Interface dataset entries —

● ● ● ● ●

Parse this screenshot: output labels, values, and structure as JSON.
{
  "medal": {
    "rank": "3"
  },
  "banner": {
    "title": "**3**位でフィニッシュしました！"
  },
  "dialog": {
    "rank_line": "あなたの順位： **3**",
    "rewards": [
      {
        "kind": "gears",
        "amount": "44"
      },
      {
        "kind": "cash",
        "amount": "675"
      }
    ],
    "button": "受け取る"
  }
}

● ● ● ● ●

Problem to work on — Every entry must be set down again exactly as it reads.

Response —
Parse this screenshot: output labels, values, and structure as JSON.
{
  "medal": {
    "rank": "3"
  },
  "banner": {
    "title": "**3**位でフィニッシュしました！"
  },
  "dialog": {
    "rank_line": "あなたの順位： **3**",
    "rewards": [
      {
        "kind": "gears",
        "amount": "44"
      },
      {
        "kind": "cash",
        "amount": "675"
      }
    ],
    "button": "受け取る"
  }
}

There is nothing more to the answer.